Choptank River Heritage Center-Steal Away by River
Harriet Tubman Underground Railroad Byway
A river crossing was always dangerous for fleeing slaves. Few could swim, and currents were strong. Bridges were tempting but usually tended. Dogs and slave catchers could corner escapees at the water’s edge. Freedom seekers often improved plans to steal away by water.
After abolitionist Hugh Haziett’s arrest for helping slaves escape, he was taken from Caroline County jail to trial down river in Cambridge, where and angry mob greeted his arrival.

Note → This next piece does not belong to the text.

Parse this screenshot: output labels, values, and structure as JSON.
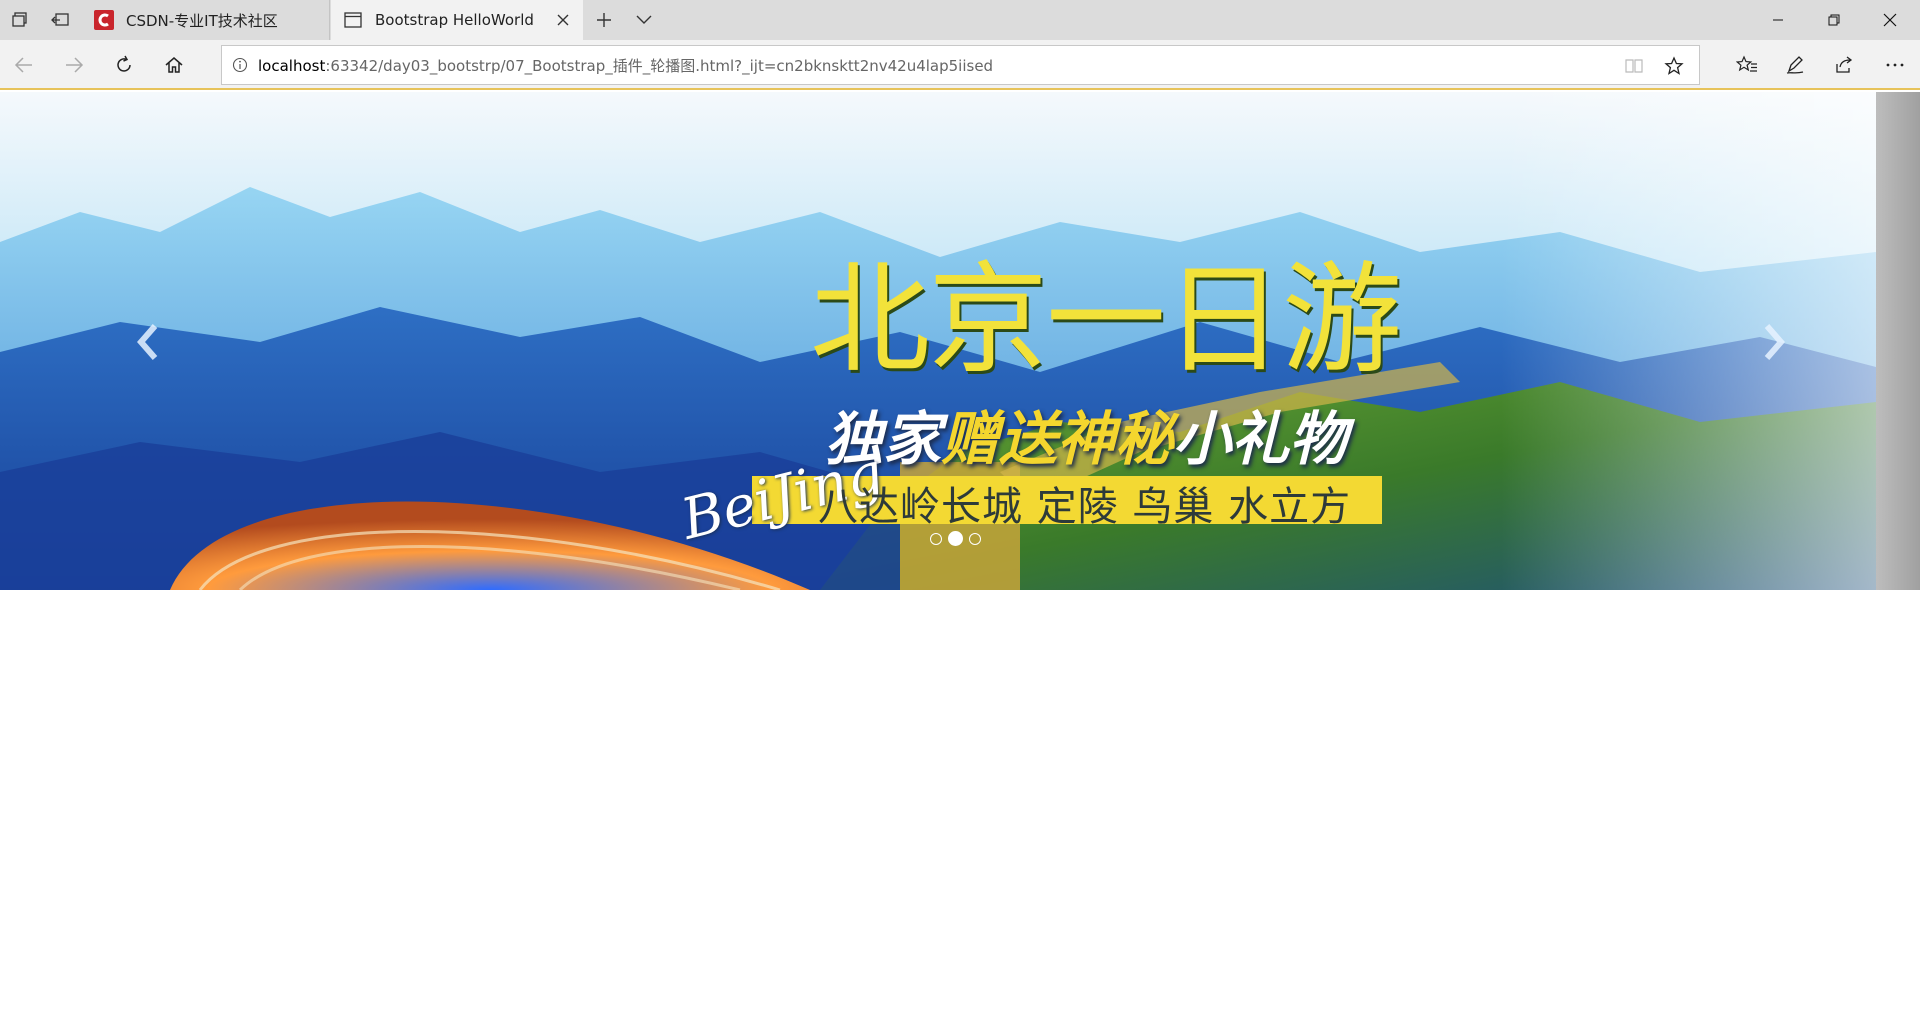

RIGHT: Moses Viney used two fence posts for oars and rowed a stolen canoe to freedom. He successfully reached Schenectady, NY, where he worked for Union College and owned several buildings downtown.
Marker series. This marker is included in the Harriet Tubman Underground Railroad Byway marker series.

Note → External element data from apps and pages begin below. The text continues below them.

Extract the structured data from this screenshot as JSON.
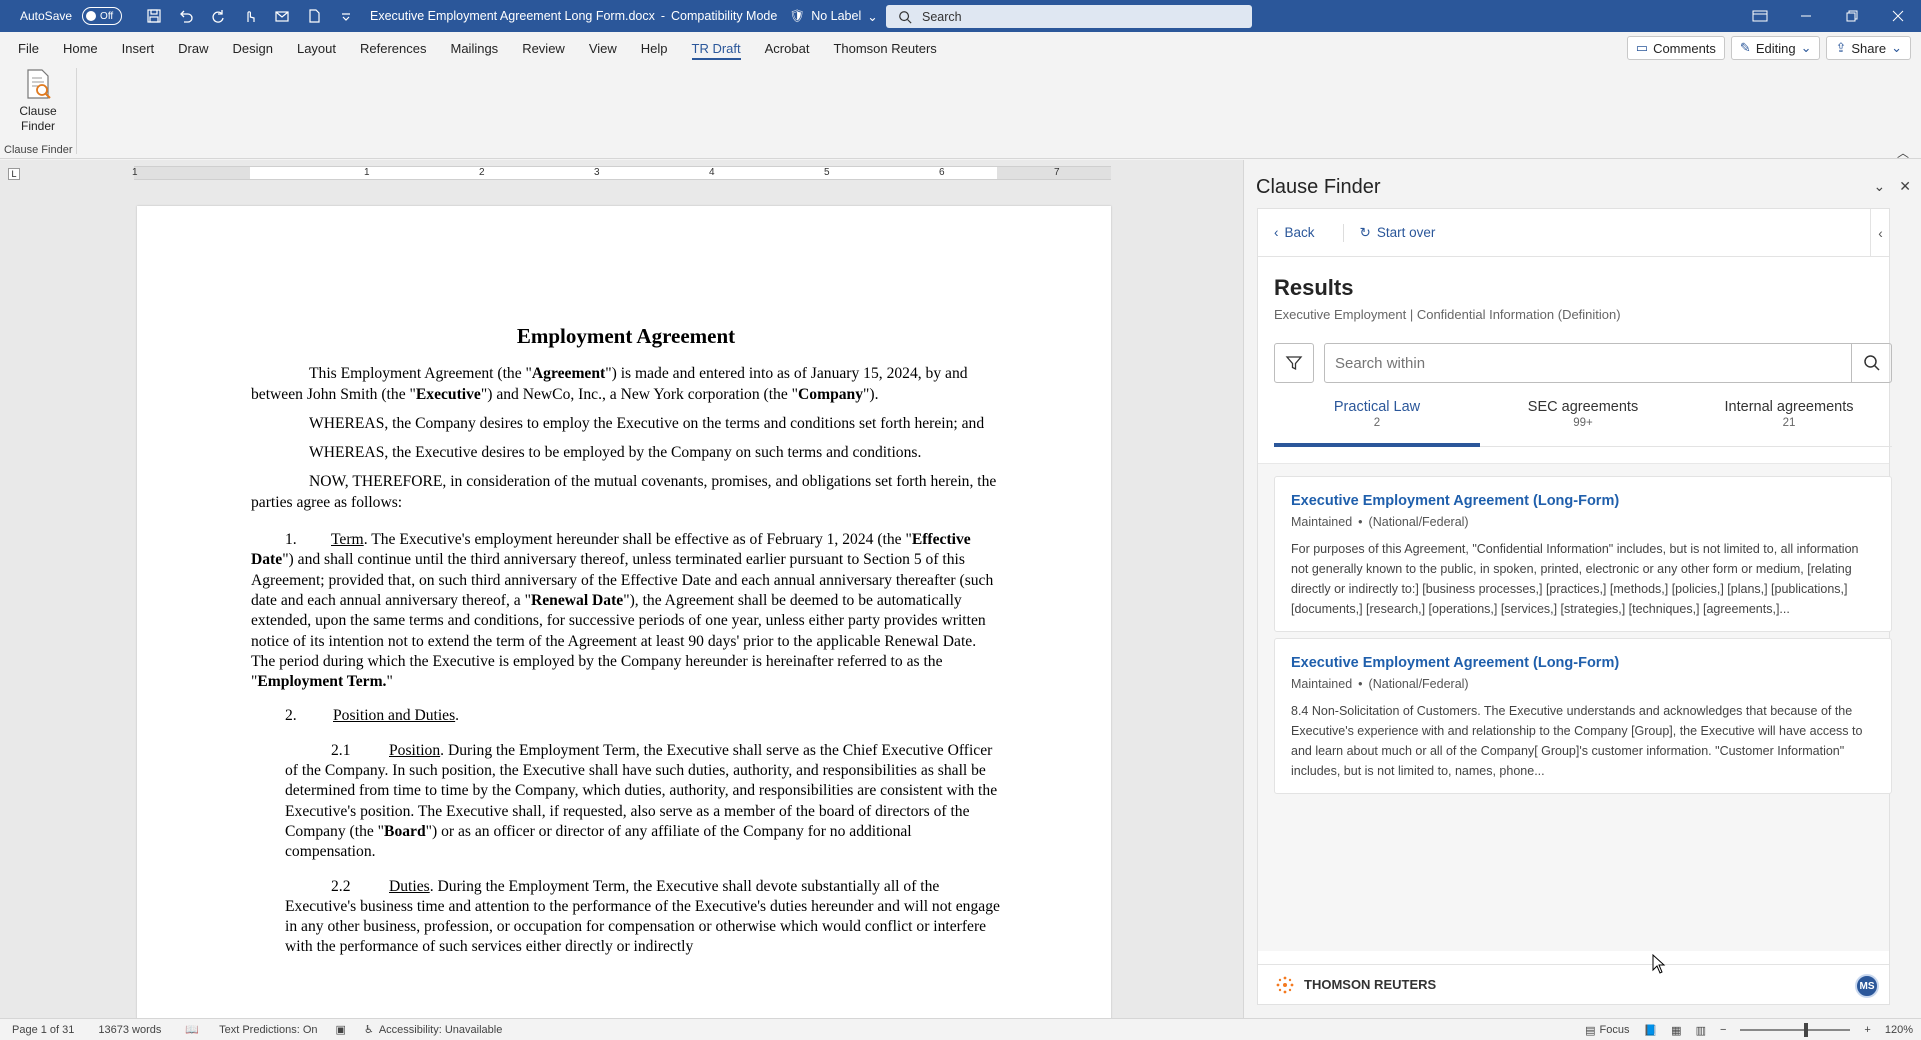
{
  "titlebar": {
    "autosave_label": "AutoSave",
    "autosave_state": "Off",
    "doc_title": "Executive Employment Agreement Long Form.docx",
    "separator": " - ",
    "mode": "Compatibility Mode",
    "sensitivity_label": "No Label",
    "search_placeholder": "Search"
  },
  "ribbon_tabs": [
    "File",
    "Home",
    "Insert",
    "Draw",
    "Design",
    "Layout",
    "References",
    "Mailings",
    "Review",
    "View",
    "Help",
    "TR Draft",
    "Acrobat",
    "Thomson Reuters"
  ],
  "active_tab": "TR Draft",
  "ribbon_right": {
    "comments": "Comments",
    "editing": "Editing",
    "share": "Share"
  },
  "ribbon": {
    "clause_finder_line1": "Clause",
    "clause_finder_line2": "Finder",
    "group_label": "Clause Finder"
  },
  "ruler": {
    "numbers": [
      "1",
      "1",
      "2",
      "3",
      "4",
      "5",
      "6",
      "7"
    ],
    "corner": "L"
  },
  "document": {
    "heading": "Employment Agreement",
    "p1_a": "This Employment Agreement (the \"",
    "p1_b": "Agreement",
    "p1_c": "\") is made and entered into as of January 15, 2024, by and between John Smith (the \"",
    "p1_d": "Executive",
    "p1_e": "\") and NewCo, Inc., a New York corporation (the \"",
    "p1_f": "Company",
    "p1_g": "\").",
    "p2": "WHEREAS, the Company desires to employ the Executive on the terms and conditions set forth herein; and",
    "p3": "WHEREAS, the Executive desires to be employed by the Company on such terms and conditions.",
    "p4": "NOW, THEREFORE, in consideration of the mutual covenants, promises, and obligations set forth herein, the parties agree as follows:",
    "s1_num": "1.",
    "s1_title": "Term",
    "s1_a": ". The Executive's employment hereunder shall be effective as of February 1, 2024 (the \"",
    "s1_b": "Effective Date",
    "s1_c": "\") and shall continue until the third anniversary thereof, unless terminated earlier pursuant to Section 5 of this Agreement; provided that, on such third anniversary of the Effective Date and each annual anniversary thereafter (such date and each annual anniversary thereof, a \"",
    "s1_d": "Renewal Date",
    "s1_e": "\"), the Agreement shall be deemed to be automatically extended, upon the same terms and conditions, for successive periods of one year, unless either party provides written notice of its intention not to extend the term of the Agreement at least 90 days' prior to the applicable Renewal Date. The period during which the Executive is employed by the Company hereunder is hereinafter referred to as the \"",
    "s1_f": "Employment Term.",
    "s1_g": "\"",
    "s2_num": "2.",
    "s2_title": "Position and Duties",
    "s2_dot": ".",
    "s21_num": "2.1",
    "s21_title": "Position",
    "s21_a": ". During the Employment Term, the Executive shall serve as the Chief Executive Officer of the Company. In such position, the Executive shall have such duties, authority, and responsibilities as shall be determined from time to time by the Company, which duties, authority, and responsibilities are consistent with the Executive's position. The Executive shall, if requested, also serve as a member of the board of directors of the Company (the \"",
    "s21_b": "Board",
    "s21_c": "\") or as an officer or director of any affiliate of the Company for no additional compensation.",
    "s22_num": "2.2",
    "s22_title": "Duties",
    "s22_a": ". During the Employment Term, the Executive shall devote substantially all of the Executive's business time and attention to the performance of the Executive's duties hereunder and will not engage in any other business, profession, or occupation for compensation or otherwise which would conflict or interfere with the performance of such services either directly or indirectly"
  },
  "pane": {
    "title": "Clause Finder",
    "back": "Back",
    "start_over": "Start over",
    "results_heading": "Results",
    "results_sub": "Executive Employment | Confidential Information (Definition)",
    "search_placeholder": "Search within",
    "tabs": [
      {
        "label": "Practical Law",
        "count": "2"
      },
      {
        "label": "SEC agreements",
        "count": "99+"
      },
      {
        "label": "Internal agreements",
        "count": "21"
      }
    ],
    "cards": [
      {
        "title": "Executive Employment Agreement (Long-Form)",
        "status": "Maintained",
        "dot": "•",
        "jurisdiction": "(National/Federal)",
        "text": "For purposes of this Agreement, \"Confidential Information\" includes, but is not limited to, all information not generally known to the public, in spoken, printed, electronic or any other form or medium, [relating directly or indirectly to:] [business processes,] [practices,] [methods,] [policies,] [plans,] [publications,] [documents,] [research,] [operations,] [services,] [strategies,] [techniques,] [agreements,]..."
      },
      {
        "title": "Executive Employment Agreement (Long-Form)",
        "status": "Maintained",
        "dot": "•",
        "jurisdiction": "(National/Federal)",
        "text": "8.4 Non-Solicitation of Customers. The Executive understands and acknowledges that because of the Executive's experience with and relationship to the Company [Group], the Executive will have access to and learn about much or all of the Company[ Group]'s customer information. \"Customer Information\" includes, but is not limited to, names, phone..."
      }
    ],
    "footer_brand": "THOMSON REUTERS",
    "avatar_initials": "MS"
  },
  "status": {
    "page": "Page 1 of 31",
    "words": "13673 words",
    "text_predictions": "Text Predictions: On",
    "accessibility": "Accessibility: Unavailable",
    "focus": "Focus",
    "zoom": "120%",
    "zoom_minus": "−",
    "zoom_plus": "+"
  },
  "colors": {
    "brand": "#2b579a",
    "link": "#1f5fac"
  }
}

Location. 38° 53.304′ N, 75° 50.376′ W. Marker is in Denton, Maryland, in Caroline County. Marker is on River
Other nearby markers. At least 8 other markers are within walking distance of this marker. Maryland Steamboat Company's Joppa Wharf at Denton (here, next to this marker); Steamboats on the Choptank River (a few steps from this marker); Hubs of Activity (within shouting distance of this marker); Nest of Traitors (within shouting distance of this marker); Moses and the Hounds (about 400 feet away, measured in a direct line); Neck Meeting House (approx. 0.3 miles away); Tuckahoe Neck Meeting House-Living Their Beliefs (approx. 0.3 miles away); Neck Meeting House Native Garden (approx. 0.3 miles away). Touch for a list and map of all markers in Denton.
Categories. • Abolition & Underground RR • African Americans •
Credits. This page was last revised on February 20, 2018. This page originally submitted on December 2, 2014, by Don Morfe of Baltimore, Maryland. This page has been viewed 394 times since then and 74 times this year. Photos: 1, 2, 3, 4, 5. submitted on December 2, 2014, by Don Morfe of Baltimore, Maryland. 6, 7. submitted on January 21, 2018, by Allen C. Browne of Silver Spring, Maryland. • Bill Pfingsten was the editor who published this page.